Interdepartmental Clinical Care Teams: Germinating in Colleges

Could the future of interdepartmental clinical care teams be germinating in colleges around the U.S.?

As hospitals and other healthcare organizations continue to strive for the “triple aim” of improved population health, lower costs and improved patient experiences, many organizations are turning to interdepartmental care as one solution.

But implementing team-based care is a challenge. Ongoing silos. Old clinical and personal habits. Turf wars. These roadblocks and others often prevent fast adoption.

Where healthcare sees roadblocks, though, colleges (including medical schools) see opportunity and are now implementing semester-long programs specifically designed to teach clinical teamwork skills and provide an atmosphere where future providers learn about the different roles each profession plays on the team.

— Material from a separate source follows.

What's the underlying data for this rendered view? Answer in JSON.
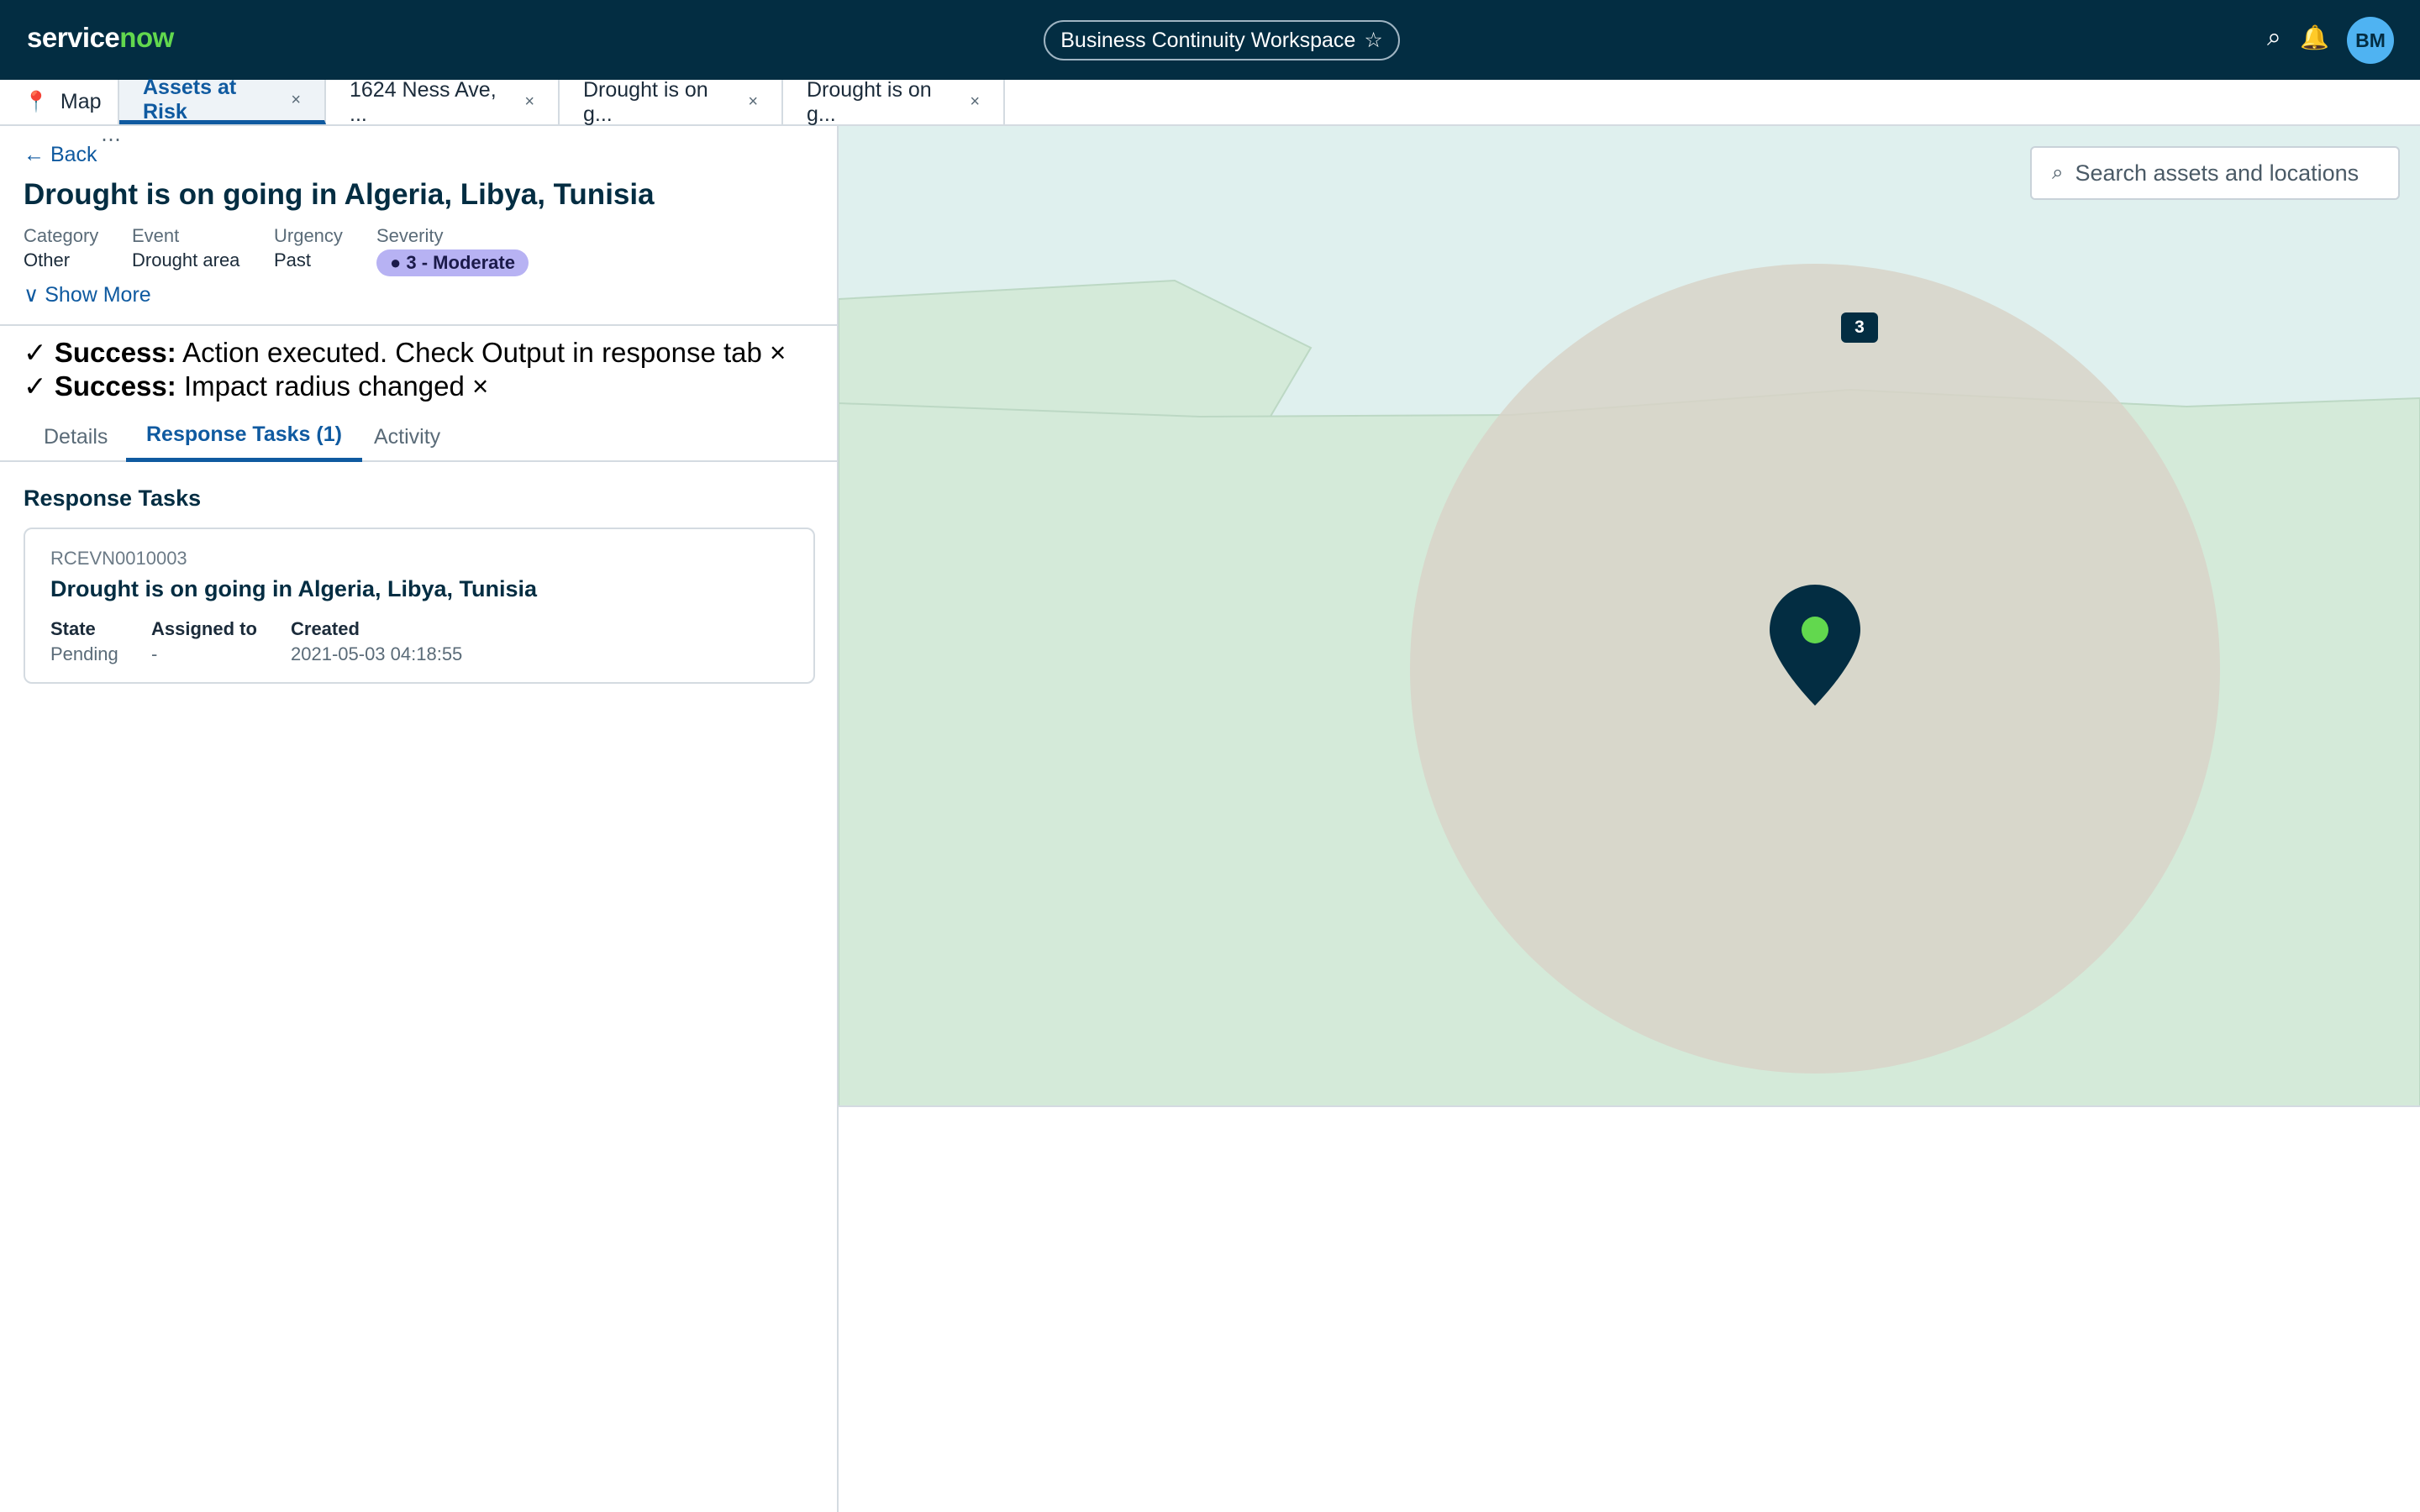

Perhaps the best example is at the University of Michigan, where the course – Team-Based Clinical Decision Making (TBCM) enrolls students in dentistry, pharmacy, social work, medicine and nursing. In fact, it’s a required course for all third year Doctor of Pharmacy and Doctor of Dental Surgery students.

To build teamwork skills and awareness, each student is assigned to groups of six to eight people which have all four disciplines represented. Using exercises, case studies, discussion and both self and group-evaluation, the students work towards competency in understanding different roles and responsibilities and working effectively as diverse teams.

What has been the outcome? Student feedback has been positive and has focused on new insights. “I don’t need to be an expert in all areas,” one student remarked. “I need to be an expert in my field and understand how to work with other disciplines on the team.”

The course has also shown students the downside to teamwork as well as some teams noticed a decrease in team functioning over time, often the result of a disengaged or overpowering team member.

As more younger professionals enter the clinical environment, the drive towards interdepartmental teams may be a natural extension of what they have already learned in school, resulting in an acceleration of adoption in healthcare communities across the U.S.